Dow Jones: Investors opt for security
NEW YORK MARKET
Sunday 20 September 1998
The 30-year bond yield fell to 5.15 per cent - not far from the record low of 5.13 per cent reached the previous week. "By the end of next year, the long bond yield will be a full percentage point lower," said Thomas Carpenter at ASB Capital Management. "My guess is that we'll see deflation" as Asia's economic slowdown spreads to the US, he said.
US stocks rose four days out of five last week as gains in telephone, tobacco and beverage shares offset declines in companies whose fortunes depend on a growing economy.
"There is a move to security and safety," said David Bayer at Knappenberger Bayer Management.
The Dow Jones Industrial Average rose 1.28 per cent to 7,895.66. It marked the first time since June that the Dow average managed four days of gains in a week. The S&P 500 rose 1.1 per cent and the Nasdaq Composite 1.4 per cent.

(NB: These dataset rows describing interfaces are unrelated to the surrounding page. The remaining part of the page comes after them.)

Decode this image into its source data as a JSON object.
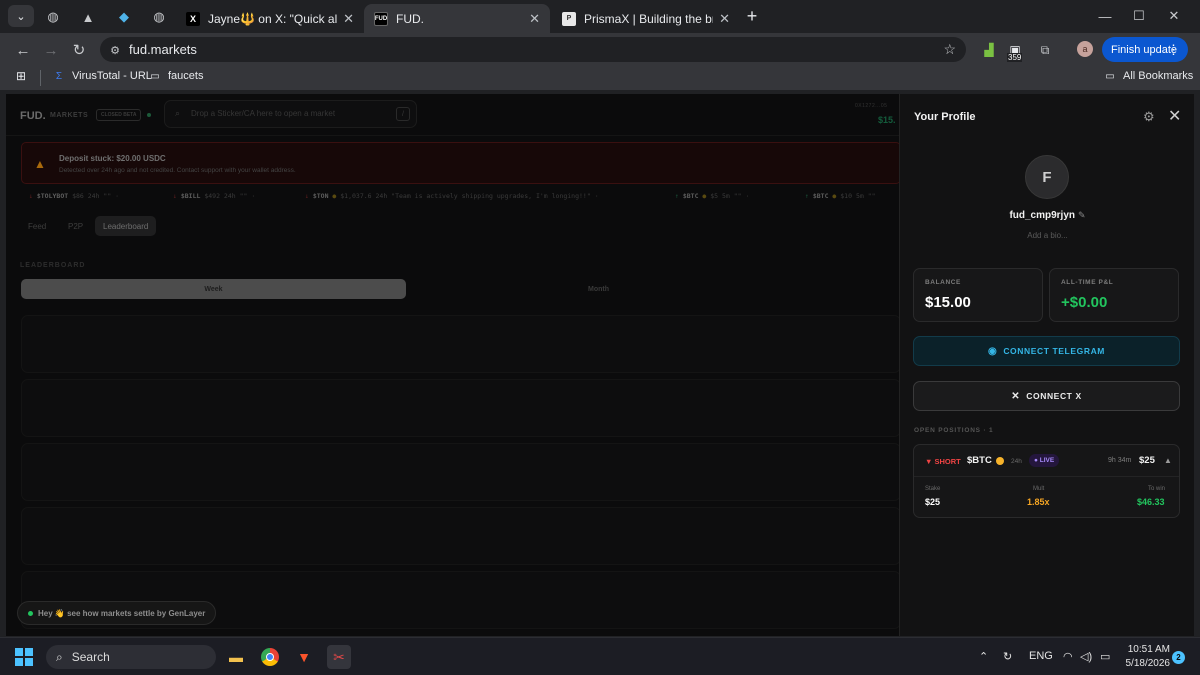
{
  "browser": {
    "tabs": [
      {
        "title": "Jayne🔱 on X: \"Quick alpha 🪂",
        "favicon": "x-logo"
      },
      {
        "title": "FUD.",
        "favicon": "fud-logo",
        "active": true
      },
      {
        "title": "PrismaX | Building the bridge b",
        "favicon": "prismax-logo"
      }
    ],
    "url": "fud.markets",
    "extension_badge": "359",
    "profile_initial": "a",
    "finish_update_label": "Finish update",
    "bookmarks": [
      {
        "label": "VirusTotal - URL",
        "icon": "virustotal-icon"
      },
      {
        "label": "faucets",
        "icon": "folder-icon"
      }
    ],
    "all_bookmarks_label": "All Bookmarks"
  },
  "app": {
    "brand": "FUD.",
    "brand_suffix": "MARKETS",
    "beta_label": "CLOSED BETA",
    "search_placeholder": "Drop a Sticker/CA here to open a market",
    "search_shortcut": "/",
    "wallet_address": "0X1272...05",
    "wallet_balance": "$15.",
    "alert": {
      "title": "Deposit stuck: $20.00 USDC",
      "description": "Detected over 24h ago and not credited. Contact support with your wallet address."
    },
    "ticker": [
      {
        "direction": "down",
        "symbol": "$TOLYBOT",
        "value": "$86",
        "duration": "24h",
        "quote": "\"\"",
        "tail": "·"
      },
      {
        "direction": "down",
        "symbol": "$BILL",
        "value": "$492",
        "duration": "24h",
        "quote": "\"\"",
        "tail": "·"
      },
      {
        "direction": "down",
        "symbol": "$TON",
        "value": "$1,037.6",
        "duration": "24h",
        "quote": "\"Team is actively shipping upgrades, I'm longing!!\"",
        "tail": "·"
      },
      {
        "direction": "up",
        "symbol": "$BTC",
        "value": "$5",
        "duration": "5m",
        "quote": "\"\"",
        "tail": "·"
      },
      {
        "direction": "up",
        "symbol": "$BTC",
        "value": "$10",
        "duration": "5m",
        "quote": "\"\"",
        "tail": ""
      }
    ],
    "nav_tabs": [
      "Feed",
      "P2P",
      "Leaderboard"
    ],
    "active_nav": "Leaderboard",
    "section_label": "LEADERBOARD",
    "periods": [
      "Week",
      "Month"
    ],
    "active_period": "Week",
    "toast": "Hey 👋 see how markets settle by GenLayer"
  },
  "profile": {
    "title": "Your Profile",
    "avatar_initial": "F",
    "username": "fud_cmp9rjyn",
    "bio_placeholder": "Add a bio...",
    "balance_label": "BALANCE",
    "balance_value": "$15.00",
    "pnl_label": "ALL-TIME P&L",
    "pnl_value": "+$0.00",
    "pnl_color": "#22c55e",
    "connect_telegram": "CONNECT TELEGRAM",
    "connect_x": "CONNECT X",
    "open_positions_label": "OPEN POSITIONS",
    "open_positions_count": "· 1",
    "position": {
      "side": "▼ SHORT",
      "symbol": "$BTC",
      "duration": "24h",
      "status": "● LIVE",
      "time_left": "9h 34m",
      "amount": "$25",
      "stake_label": "Stake",
      "stake_value": "$25",
      "mult_label": "Mult",
      "mult_value": "1.85x",
      "mult_color": "#f5a524",
      "towin_label": "To win",
      "towin_value": "$46.33",
      "towin_color": "#22c55e"
    }
  },
  "taskbar": {
    "search_label": "Search",
    "lang": "ENG",
    "time": "10:51 AM",
    "date": "5/18/2026",
    "notifications": "2"
  }
}
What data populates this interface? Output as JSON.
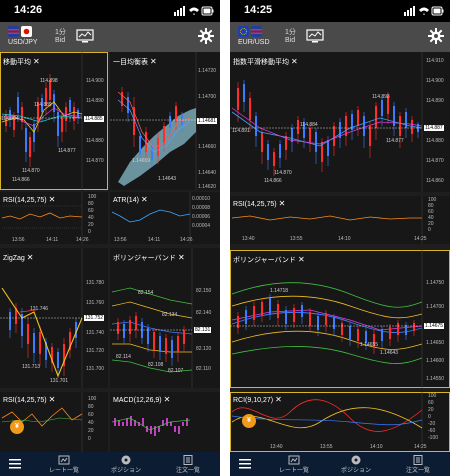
{
  "colors": {
    "selected_border": "#d8b429",
    "bull": "#ff2d2d",
    "bear": "#3b7cff",
    "header_bg": "#4a4a4a",
    "tabbar_bg": "#0c1c33",
    "fab": "#f09a1c"
  },
  "left": {
    "status": {
      "time": "14:26"
    },
    "header": {
      "pair": "USD/JPY",
      "tf_top": "1分",
      "tf_bottom": "Bid"
    },
    "panels": {
      "sma": {
        "title": "移動平均",
        "prices": [
          "114.898",
          "114.889",
          "114.884",
          "114.877",
          "114.870",
          "114.866"
        ],
        "axis": [
          "114.900",
          "114.890",
          "114.880",
          "114.870"
        ],
        "current": "114.885"
      },
      "ichimoku": {
        "title": "一目均衡表",
        "prices": [
          "1.14659",
          "1.14643"
        ],
        "axis": [
          "1.14720",
          "1.14700",
          "1.14660",
          "1.14640",
          "1.14620"
        ],
        "current": "1.14681"
      },
      "rsi": {
        "title": "RSI(14,25,75)",
        "axis": [
          "100",
          "80",
          "60",
          "40",
          "20",
          "0"
        ],
        "times": [
          "13:56",
          "14:11",
          "14:26"
        ]
      },
      "atr": {
        "title": "ATR(14)",
        "axis": [
          "0.00010",
          "0.00008",
          "0.00006",
          "0.00004"
        ],
        "times": [
          "13:56",
          "14:11",
          "14:26"
        ]
      },
      "zigzag": {
        "title": "ZigZag",
        "prices": [
          "131.746",
          "131.713",
          "131.701"
        ],
        "axis": [
          "131.780",
          "131.760",
          "131.740",
          "131.720",
          "131.700"
        ],
        "current": "131.752"
      },
      "bollinger": {
        "title": "ボリンジャーバンド",
        "prices": [
          "82.154",
          "82.134",
          "82.114",
          "82.108",
          "82.107"
        ],
        "axis": [
          "82.150",
          "82.140",
          "82.120",
          "82.110"
        ],
        "current": "82.131"
      },
      "rsi2": {
        "title": "RSI(14,25,75)",
        "axis": [
          "100",
          "80",
          "60",
          "40",
          "20",
          "0"
        ]
      },
      "macd": {
        "title": "MACD(12,26,9)"
      }
    },
    "tabbar": {
      "menu": "menu-icon",
      "rates": "レート一覧",
      "positions": "ポジション",
      "orders": "注文一覧"
    }
  },
  "right": {
    "status": {
      "time": "14:25"
    },
    "header": {
      "pair": "EUR/USD",
      "tf_top": "1分",
      "tf_bottom": "Bid"
    },
    "panels": {
      "ema": {
        "title": "指数平滑移動平均",
        "prices": [
          "114.898",
          "114.891",
          "114.884",
          "114.877",
          "114.870",
          "114.866"
        ],
        "axis": [
          "114.910",
          "114.900",
          "114.890",
          "114.880",
          "114.870",
          "114.860"
        ],
        "current": "114.887"
      },
      "rsi": {
        "title": "RSI(14,25,75)",
        "axis": [
          "100",
          "80",
          "60",
          "40",
          "20",
          "0"
        ],
        "times": [
          "13:40",
          "13:55",
          "14:10",
          "14:25"
        ]
      },
      "bollinger": {
        "title": "ボリンジャーバンド",
        "prices": [
          "1.14718",
          "1.14655",
          "1.14643"
        ],
        "axis": [
          "1.14750",
          "1.14700",
          "1.14650",
          "1.14600",
          "1.14550"
        ],
        "current": "1.14675"
      },
      "rci": {
        "title": "RCI(9,10,27)",
        "axis": [
          "100",
          "80",
          "60",
          "40",
          "20",
          "0",
          "-20",
          "-40",
          "-60",
          "-80",
          "-100"
        ],
        "times": [
          "13:40",
          "13:55",
          "14:10",
          "14:25"
        ]
      }
    },
    "tabbar": {
      "menu": "menu-icon",
      "rates": "レート一覧",
      "positions": "ポジション",
      "orders": "注文一覧"
    }
  }
}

The Dow "is down about 15 per cent from its highs, and some people are thinking that while valuations aren't cheap, they are the cheapest they have been for some time," said Ted Bridges at Bridges Investment Counsel.
Traders attributed a late-day rise on Friday to the simultaneous expiration of futures and options on US stock indices and options on individual stocks.
"It's an expiration rally," said Peter Coolidge at Brean Murray. "I wouldn't read too much into it."
Thirty-year Treasury yields have tumbled about 90 basis points since April as investors sought the world's safest securities while global economies faltered and stocks fell.
So far this year, 30-year bonds have handed investors returns of more than 15 per cent. That compares to a gain of 1 per cent for the Dow.
Investors snapped up shares in telephone and tobacco companies, which tend to perform relatively well during economic declines. Cyclical stocks such as Dow Chemical Co, which perform best in times of economic growth, declined.
Some investors were reluctant to buy ahead of a weekend because of the precarious financial condition of Japan and Latin America. Also, many Wall Street traders and investors will observe the Jewish holidays on Monday and Tuesday.
- 1 President of Argentina adopts Jewish godson to 'stop him turning into a werewolf'
- 2 Doctors remove 80 teeth from boy's jaw
- 3 The 'Black Museum': After 150 years, public set to see exhibits from police’s grisly crime museum
- 4 Sir Winston Churchill’s family begged him not to convert to Islam, letter reveals
President of Argentina adopts Jewish godson to 'stop him turning into a werewolf'
The 'Black Museum': After 150 years, public set to see exhibits from police’s grisly crime museum
Downfall of Dustin 'Screech' Diamond, the 'Saved By The Bell' star charged with bar stabbing
Syrian teenager Usaid Barho reveals how he escaped from Isis using a suicide vest
Sir Winston Churchill’s family begged him not to convert to Islam, letter reveals
Millions of Britons struggling to feed themselves and facing malnourishment
British actor Idris Elba cannot star as James Bond because he is black, says shock jock Rush Limbaugh
Ukip member gets into Christmas spirit with Union Flag plea to Santa 'for our country back'
Germany anti-Islam protests: 17,000 march on Dresden against 'Islamification of the West'
Nigel Farage: Ukip leader named 'Briton of the year' by The Times
Douglas Carswell tells Ukip to stop blaming foreigners as youth poll shows Nigel Farage is even less popular than Nick Clegg
iJobs Money & Business
Not specified: Selby Jennings: VP/SVP Credit Quant Top tier investment bank i...
Not specified: Selby Jennings: Quantitative Research | Global Equity | New Yor...
Not specified: Selby Jennings: SVP Model Validation This top tiered investment...
Highly Competitive: Selby Jennings: Our client, a leading European Oil trading...